Working women across the U.S. are still fighting for equal compensation in the workforce. Women earn just 84 cents for every dollar men make and the U.S. ranks 38th in the world on gender equality metrics. The Covid-19 pandemic exacerbated gender inequality. Numbers show that 865,000 women dropped out of the workforce in September 2020– four times the amount as men did. Women-owned small businesses were hit especially hard as they closed at higher rates than businesses owned by men. Women’s financial security, for themselves and their families, immediately became more vulnerable after the Supreme Court decided this summer to overturn Roe v. Wade, the 1973 Supreme Court decision that affirmed the constitutional right to abortion.

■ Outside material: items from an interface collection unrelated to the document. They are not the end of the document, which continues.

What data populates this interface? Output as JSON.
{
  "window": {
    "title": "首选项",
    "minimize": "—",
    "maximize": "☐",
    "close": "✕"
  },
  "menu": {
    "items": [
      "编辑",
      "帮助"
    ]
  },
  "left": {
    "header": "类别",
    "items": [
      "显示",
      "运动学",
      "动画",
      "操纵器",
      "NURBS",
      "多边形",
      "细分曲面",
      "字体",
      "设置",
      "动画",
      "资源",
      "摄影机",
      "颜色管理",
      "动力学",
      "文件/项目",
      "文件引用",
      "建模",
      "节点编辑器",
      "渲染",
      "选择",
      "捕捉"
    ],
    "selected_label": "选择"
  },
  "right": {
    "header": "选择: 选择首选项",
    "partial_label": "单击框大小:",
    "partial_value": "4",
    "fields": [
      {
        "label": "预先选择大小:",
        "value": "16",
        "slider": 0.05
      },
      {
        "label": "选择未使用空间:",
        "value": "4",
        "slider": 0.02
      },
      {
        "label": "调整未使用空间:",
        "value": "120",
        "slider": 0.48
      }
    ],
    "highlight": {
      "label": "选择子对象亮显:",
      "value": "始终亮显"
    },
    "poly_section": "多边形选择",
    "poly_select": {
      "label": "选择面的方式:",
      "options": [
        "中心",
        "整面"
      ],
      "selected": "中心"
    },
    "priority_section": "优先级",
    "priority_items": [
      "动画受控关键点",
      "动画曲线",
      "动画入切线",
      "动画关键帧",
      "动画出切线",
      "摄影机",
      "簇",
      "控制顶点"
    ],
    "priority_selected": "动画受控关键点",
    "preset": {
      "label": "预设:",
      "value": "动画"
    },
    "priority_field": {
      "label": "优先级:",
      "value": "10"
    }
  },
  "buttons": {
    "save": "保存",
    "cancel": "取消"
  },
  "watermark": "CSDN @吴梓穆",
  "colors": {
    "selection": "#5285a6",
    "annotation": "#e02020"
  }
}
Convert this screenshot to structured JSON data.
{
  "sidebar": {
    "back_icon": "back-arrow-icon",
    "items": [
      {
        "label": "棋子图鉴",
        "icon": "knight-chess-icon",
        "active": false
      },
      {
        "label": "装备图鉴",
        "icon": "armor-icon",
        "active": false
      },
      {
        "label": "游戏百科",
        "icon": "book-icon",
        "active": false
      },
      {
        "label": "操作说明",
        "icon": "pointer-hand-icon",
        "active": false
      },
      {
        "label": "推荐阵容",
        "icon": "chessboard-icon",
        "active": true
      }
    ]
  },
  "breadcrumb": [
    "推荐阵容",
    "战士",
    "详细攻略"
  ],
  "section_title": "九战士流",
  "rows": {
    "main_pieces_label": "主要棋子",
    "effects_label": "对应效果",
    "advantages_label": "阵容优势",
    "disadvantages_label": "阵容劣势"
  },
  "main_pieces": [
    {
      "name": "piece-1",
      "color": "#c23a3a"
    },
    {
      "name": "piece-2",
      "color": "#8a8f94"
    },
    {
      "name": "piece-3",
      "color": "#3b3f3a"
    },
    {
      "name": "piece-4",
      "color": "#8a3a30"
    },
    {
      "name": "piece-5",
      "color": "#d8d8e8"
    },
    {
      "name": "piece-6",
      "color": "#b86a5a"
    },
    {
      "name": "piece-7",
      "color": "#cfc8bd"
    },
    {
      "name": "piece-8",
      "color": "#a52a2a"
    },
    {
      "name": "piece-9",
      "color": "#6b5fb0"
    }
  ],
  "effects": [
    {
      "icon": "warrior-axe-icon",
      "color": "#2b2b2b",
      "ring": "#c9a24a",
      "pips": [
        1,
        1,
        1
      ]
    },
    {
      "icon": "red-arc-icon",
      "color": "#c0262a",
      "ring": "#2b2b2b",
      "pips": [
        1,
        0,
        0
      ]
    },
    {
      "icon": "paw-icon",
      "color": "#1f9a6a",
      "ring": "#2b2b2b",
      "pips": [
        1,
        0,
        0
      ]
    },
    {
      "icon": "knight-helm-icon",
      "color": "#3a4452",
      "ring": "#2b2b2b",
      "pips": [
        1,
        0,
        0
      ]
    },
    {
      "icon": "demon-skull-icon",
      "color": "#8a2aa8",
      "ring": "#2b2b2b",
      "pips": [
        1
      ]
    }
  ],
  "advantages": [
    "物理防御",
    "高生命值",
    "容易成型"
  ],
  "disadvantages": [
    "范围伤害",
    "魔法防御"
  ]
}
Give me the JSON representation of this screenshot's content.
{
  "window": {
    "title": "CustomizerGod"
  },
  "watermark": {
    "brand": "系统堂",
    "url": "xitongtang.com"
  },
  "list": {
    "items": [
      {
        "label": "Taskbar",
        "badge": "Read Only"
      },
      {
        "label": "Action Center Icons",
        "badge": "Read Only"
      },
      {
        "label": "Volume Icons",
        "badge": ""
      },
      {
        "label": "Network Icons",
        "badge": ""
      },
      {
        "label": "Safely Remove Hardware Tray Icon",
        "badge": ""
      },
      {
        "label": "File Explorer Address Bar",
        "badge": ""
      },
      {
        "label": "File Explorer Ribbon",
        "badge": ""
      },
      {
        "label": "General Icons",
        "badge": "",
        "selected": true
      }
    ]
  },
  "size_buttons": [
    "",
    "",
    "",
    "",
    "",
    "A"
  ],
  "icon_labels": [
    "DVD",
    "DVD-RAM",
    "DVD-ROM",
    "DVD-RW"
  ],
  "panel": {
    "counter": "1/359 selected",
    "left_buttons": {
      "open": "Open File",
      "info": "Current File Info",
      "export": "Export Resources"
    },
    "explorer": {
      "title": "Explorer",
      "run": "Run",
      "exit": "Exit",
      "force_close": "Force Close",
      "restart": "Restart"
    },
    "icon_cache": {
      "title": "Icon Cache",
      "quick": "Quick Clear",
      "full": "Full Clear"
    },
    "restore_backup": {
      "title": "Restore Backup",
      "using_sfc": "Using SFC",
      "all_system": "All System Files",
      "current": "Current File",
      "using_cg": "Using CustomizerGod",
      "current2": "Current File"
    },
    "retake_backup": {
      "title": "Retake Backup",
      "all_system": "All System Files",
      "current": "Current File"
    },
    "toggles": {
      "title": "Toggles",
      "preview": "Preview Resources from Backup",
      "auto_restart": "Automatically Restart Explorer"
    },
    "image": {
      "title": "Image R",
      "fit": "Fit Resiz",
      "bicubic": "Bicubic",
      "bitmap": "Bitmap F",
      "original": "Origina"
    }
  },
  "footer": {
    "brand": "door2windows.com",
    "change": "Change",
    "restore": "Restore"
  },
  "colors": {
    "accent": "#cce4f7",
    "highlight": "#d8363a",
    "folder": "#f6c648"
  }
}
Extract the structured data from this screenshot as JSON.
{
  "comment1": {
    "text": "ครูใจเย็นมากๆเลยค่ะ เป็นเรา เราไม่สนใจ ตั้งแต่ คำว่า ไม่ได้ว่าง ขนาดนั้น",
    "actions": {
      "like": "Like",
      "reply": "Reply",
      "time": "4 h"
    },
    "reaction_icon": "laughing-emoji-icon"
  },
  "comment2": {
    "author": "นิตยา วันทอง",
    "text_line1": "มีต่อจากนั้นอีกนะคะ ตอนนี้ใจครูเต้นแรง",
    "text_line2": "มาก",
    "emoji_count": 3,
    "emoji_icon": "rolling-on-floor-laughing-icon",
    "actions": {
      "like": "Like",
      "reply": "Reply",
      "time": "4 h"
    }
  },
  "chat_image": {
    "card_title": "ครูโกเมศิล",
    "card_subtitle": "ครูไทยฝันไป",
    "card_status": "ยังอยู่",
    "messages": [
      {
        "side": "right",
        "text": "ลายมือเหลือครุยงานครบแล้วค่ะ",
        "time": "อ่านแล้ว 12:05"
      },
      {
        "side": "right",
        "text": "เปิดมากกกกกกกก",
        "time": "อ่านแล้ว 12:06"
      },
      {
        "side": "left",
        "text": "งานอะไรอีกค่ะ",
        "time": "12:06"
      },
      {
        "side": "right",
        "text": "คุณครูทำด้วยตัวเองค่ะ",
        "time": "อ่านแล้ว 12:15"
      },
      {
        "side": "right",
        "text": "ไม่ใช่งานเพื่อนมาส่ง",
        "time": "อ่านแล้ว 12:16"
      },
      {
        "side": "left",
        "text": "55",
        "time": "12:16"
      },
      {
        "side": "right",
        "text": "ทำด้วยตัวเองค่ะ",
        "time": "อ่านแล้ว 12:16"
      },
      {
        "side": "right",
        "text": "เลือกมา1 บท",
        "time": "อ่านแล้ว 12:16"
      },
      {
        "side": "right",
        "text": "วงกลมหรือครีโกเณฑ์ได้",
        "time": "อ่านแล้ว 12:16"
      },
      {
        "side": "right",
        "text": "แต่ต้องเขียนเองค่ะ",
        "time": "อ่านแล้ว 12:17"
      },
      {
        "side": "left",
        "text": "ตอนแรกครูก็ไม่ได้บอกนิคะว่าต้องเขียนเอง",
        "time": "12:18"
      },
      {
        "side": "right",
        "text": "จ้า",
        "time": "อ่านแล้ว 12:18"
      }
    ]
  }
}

After the Court’s decision, fourteen states recently enacted abortion bans, and more states are expected to follow suit. If America maintains its backwards momentum on reproductive rights, women in the workforce will not be able to find, or sustain, financial stability for themselves or their families. The combined effects of the Covid-19 pandemic and the Court’s decision will only make the $2.4 trillion gender gap worse.

Access to reproductive rights is not a partisan issue. A Business Forward report shows that women-friendly policies are supported by women on both sides of the aisle. Without implementing reproductive rights in the workplace, the U.S. will continue to see a fall in female labor force participation rates across all sectors and increases in unsafe methods of contraception and abortion. Thankfully, small business leaders know that supporting women in their places of work could boost state economies by $105 billion more per year.

In response to the Court’s decision to overturn Roe v. Wade, women business leaders are sharing the “business case,” which answers questions on reproductive rights with arguments related to jobs, taxes, and economic opportunities. Business leaders use data-driven and fact-oriented arguments to depoliticize the topic. They focus on the economic costs of inaction in Congress after the Court’s decision. Business leaders are effective advocates because they have clear opinions, keep their arguments short, and speak up for their employees. Here are six critical points we hear from business leaders on reproductive rights:

  1. Women drive economic growth
    By helping women stay in and re-enter the workforce, our annual economic output could be $2.4 trillion larger by 2030. But women cannot realize their potential in the workplace if the government makes it harder for them to plan if and when they want to have children.

  2. Progress has stalled, and we can’t afford to go backward
    After decades of gains, women remain underrepresented in high-paying jobs and underprotected at work. Comprehensive reproductive care means more women (1) participate in the labor force; (2) access upskilling opportunities; and (3) move into better-paying jobs.

  3. Reproductive care benefits employers and employees alike
    State bans don’t stop abortions: people just travel farther distances to get them. This means longer absences from work, more employees forced to give birth, and more who leave their jobs. Government support matters most for small businesses because generous parental leave, health insurance, and recruitment are all easier for big businesses.

  4. Global competitors are supporting women
    While our competitors around the world are making it easier for women to succeed at work, the US is making it harder. Relative to other developed nations around the world, the US ranks poorly on women’s labor force participation rate, gender equity at work, and maternal leave policies.

  5. No one wants to invest in divided communities
    Restrictive abortion laws divide our communities. States compete with one another for new investment and jobs, and companies look for a talented workforce, sound infrastructure, and a strong community. State-level abortion restrictions will turn off investors looking for a vibrant, diverse, and inclusive economy to enter.

  6. High cost of reproductive health restrictions
    Each year, state-level abortion restrictions cost Americans $105 billion by reducing labor force participation, earnings, and increasing turnover and time off. Without existing restrictions, more than 500,000 women would resume working and collectively earn $3 billion per year, a 9% increase in total private sector earnings.

To learn how business leaders can talk to a reporter or elected official about reproductive healthcare, check out Business Forward’s training manual here. 


“How to Talk to a Reporter of Elected Official.” Business Forward. 2022.
“Even The Most Successful Women Pay A Big Price.” NPR. 2020.
“Women-Owned Businesses Suffered During the Pandemic. Here’s Why.” Center for Global Development. 2022.
“Roe v. Wade Overturned: Our Latest Resources.” Guttmacher Institute. 2022.
“Tracking the States Where Abortion is Now Banned.” NYT. 2022.
“Global reproductive and women’s rights groups react to overturn of Roe v. Wade.” NPR. 2022.
“State Abortion Bans Will Harm Women and Families’ Economic Security Across the US.” Center for American Progress. 2022.,15%20to%2044%20years%20old.